I think pancakes must be the most requested thing on my low carb recipe to-do list. I experimented with pancakes over the holidays in December, but didn’t get anywhere close to successful. I blame being British. In England, pancakes are only eaten once a year – funnily enough on Pancake Day – and they are what an American would call a crêpe. We don’t do the thick, spongy pancakes that are a rite of passage for any good American’s weekend brunch plate. The closet thing we have to those would be Scotch pancakes, and no one makes those. And on the rare occurrence that someone does make Scotch pancakes, they eat them with butter and jam spread on them, just like toast. They are not smothered in melting butter and syrup. Neither are they eaten for breakfast with bacon, eggs, and hash browns. They’re eaten at tea time.
Anyway, my point was, I grew up eating crêpes once a year. Until I took my first trip to Canada – many moons ago – I had never eaten an American pancake. And let me tell you, when I did, I thought it was extremely peculiar. I was sitting in the revolving restaurant on the top of the Calgary Tower. That’s how memorable this whole pancake affair was. I mean, who remembers exactly where they were when they ate their first pancake? I do – because it was such an extraordinary experience. They brought me a plate with pancakes, eggs, bacon, sausage and hash browns on it. Plus a dish of butter and a jug of golden maple syrup. I was clueless as to what I was supposed to do, and I was aghast that there were pancakes on the same plate as my bacon and eggs. What were they thinking?? So I snuck a peek over at the next table and watched what they did. I stared in horror as they poured lashings of sweet maple syrup over their pancakes and bacon.

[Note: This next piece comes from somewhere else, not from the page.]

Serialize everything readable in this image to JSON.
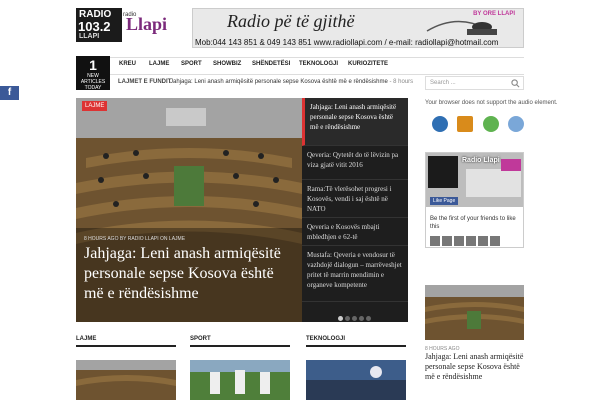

What in the world???
I admit, I never really got over that first strange pancake experience. There are a lot of new things I have become acquainted with since I moved stateside, and many of them I embrace wholeheartedly. American pancakes are not one of them. And while I am neither an American pancake lover nor an American pancake-making expert, I totally respect that they are a beloved breakfast staple in a lot of households. So here you are: Keto Vanilla Blueberry Pancakes. Hurrah!
They are more fragile and less flexible than pancakes made from regular flour, but those fabulous blueberries – bursting with juices – keep them moist and delicious. I am going to play with another idea to make them less fragile and more flexible, but I thought these would tide you over in the meantime. Given that I am really not a fan of regular American pancakes, I was surprised – and a little bit giddy – that I really enjoyed eating these.

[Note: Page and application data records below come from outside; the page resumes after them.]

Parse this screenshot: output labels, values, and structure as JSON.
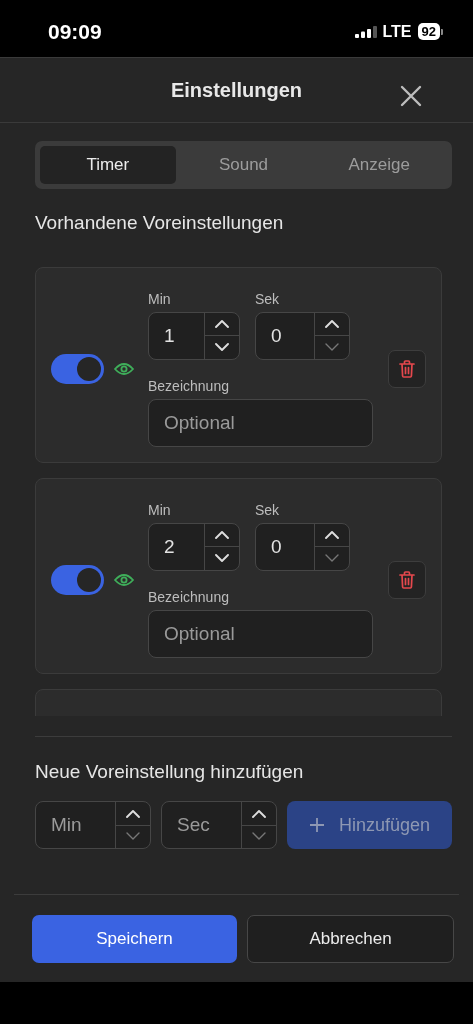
{
  "status_bar": {
    "time": "09:09",
    "network": "LTE",
    "battery": "92"
  },
  "dialog": {
    "title": "Einstellungen"
  },
  "tabs": [
    {
      "label": "Timer",
      "selected": true
    },
    {
      "label": "Sound",
      "selected": false
    },
    {
      "label": "Anzeige",
      "selected": false
    }
  ],
  "presets_heading": "Vorhandene Voreinstellungen",
  "presets": [
    {
      "enabled": true,
      "visible": true,
      "min_label": "Min",
      "min": {
        "value": "1",
        "down_disabled": false
      },
      "sec_label": "Sek",
      "sec": {
        "value": "0",
        "down_disabled": true
      },
      "name_label": "Bezeichnung",
      "name_placeholder": "Optional"
    },
    {
      "enabled": true,
      "visible": true,
      "min_label": "Min",
      "min": {
        "value": "2",
        "down_disabled": false
      },
      "sec_label": "Sek",
      "sec": {
        "value": "0",
        "down_disabled": true
      },
      "name_label": "Bezeichnung",
      "name_placeholder": "Optional"
    }
  ],
  "new_preset": {
    "heading": "Neue Voreinstellung hinzufügen",
    "min": {
      "placeholder": "Min",
      "down_disabled": true
    },
    "sec": {
      "placeholder": "Sec",
      "down_disabled": true
    },
    "add_button": {
      "label": "Hinzufügen",
      "disabled": true
    }
  },
  "buttons": [
    {
      "label": "Speichern",
      "kind": "primary"
    },
    {
      "label": "Abbrechen",
      "kind": "secondary"
    }
  ]
}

“But what about the syrup??!” I hear you cry. That, dear readers, is a particularly good question. I am still brainstorming that predicament. This time I simply poured a little Sukrin Fiber Syrup over the top. It doesn’t have the deep, amber color of maple syrup, but it adds moistness and flavor that finished these babies off rather nicely. You could also just slide some butter over the top and call it good. Or eat them naked. Just don’t use the maple! Or honey. Or agave.

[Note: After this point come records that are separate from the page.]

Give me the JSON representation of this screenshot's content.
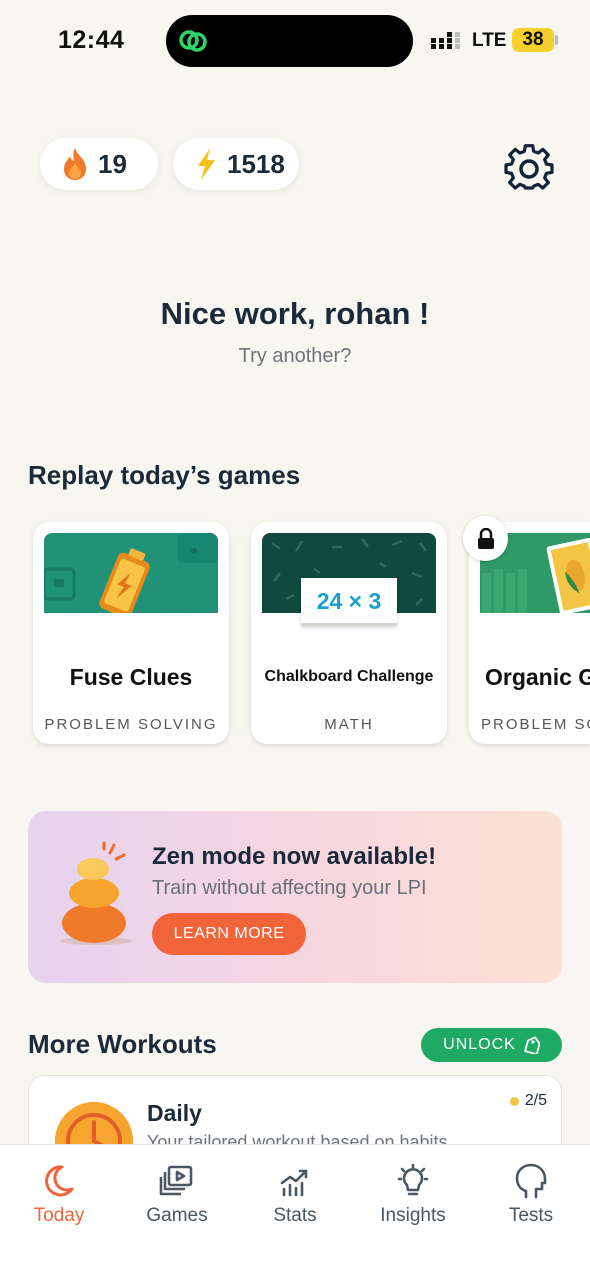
{
  "status": {
    "time": "12:44",
    "network": "LTE",
    "battery": "38"
  },
  "stats": {
    "streak": "19",
    "energy": "1518"
  },
  "greeting": {
    "title": "Nice work, rohan !",
    "subtitle": "Try another?"
  },
  "replay": {
    "title": "Replay today’s games",
    "games": [
      {
        "title": "Fuse Clues",
        "category": "PROBLEM SOLVING",
        "locked": false
      },
      {
        "title": "Chalkboard Challenge",
        "category": "MATH",
        "art_text": "24 × 3",
        "locked": false
      },
      {
        "title": "Organic G",
        "category": "PROBLEM SO",
        "locked": true
      }
    ]
  },
  "zen": {
    "title": "Zen mode now available!",
    "subtitle": "Train without affecting your LPI",
    "button": "LEARN MORE"
  },
  "workouts": {
    "title": "More Workouts",
    "unlock": "UNLOCK",
    "daily": {
      "title": "Daily",
      "subtitle": "Your tailored workout based on habits",
      "progress": "2/5"
    }
  },
  "tabs": [
    {
      "label": "Today",
      "icon": "moon-icon",
      "active": true
    },
    {
      "label": "Games",
      "icon": "games-icon",
      "active": false
    },
    {
      "label": "Stats",
      "icon": "stats-icon",
      "active": false
    },
    {
      "label": "Insights",
      "icon": "lightbulb-icon",
      "active": false
    },
    {
      "label": "Tests",
      "icon": "head-icon",
      "active": false
    }
  ],
  "colors": {
    "accent": "#f1643a",
    "unlock": "#1eaa63",
    "background": "#f8f6f1",
    "text": "#1b2a3a"
  }
}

Now I must warn you – these keto pancakes are super filling. If you’re used to being able to eat an entire stack of regular pancakes, you might find yourself running out of steam at two, especially if you add some scrambled eggs and the odd piece of bacon to your plate. I, for one, would not want to miss out on that piece of bacon.
And just a couple of cooking notes before you race off to fire up your griddle – the flip side of these keto pancakes cooks much quicker than the first side, so don’t flip them and walk away thinking you have time. Side two goes real fast. As you can see, mine were a little on the dark side. Just sayin’.
Happy Pancake Weekend, everyone!
- 2 TBSP chia seeds
- 1/4 cup sunflower seeds
- 1/4 cup unsweetened coconut
- 1/4 cup almond flour
- 2 oz. / 55g egg white powder
- 3 TBSP xylitol or erythritol
- 1 tsp sea salt
- 1 tsp baking powder
- 1 egg
- 1 tsp vanilla extract
- ½ cup / 4 fl oz. Full Fat Greek yogurt
- 4 oz / 110g fresh blueberries (or frozen, thawed and drained)
- Spray griddle with coconut oil and heat.
- Grind chia seeds, sunflower seeds and coconut in coffee grinder or high-speed blender until they are very fine (careful you don’t end up with sunflower butter!!)
- In a bowl put seed mix, almond flour, egg white powder, xylitol or erythritol, salt and baking powder and mix well.
- Add egg, vanilla extract, and yogurt and stir just until evenly mixed. Do not over mix.
- Using a ¼ cup as a measure, pour batter onto hot griddle.
- Sprinkle batter with fresh blueberries.
- After a minute, lift edge of pancake with a spatula to check color. When golden, flip the pancake to cook the other side.
- The flip side cooks faster than the first side.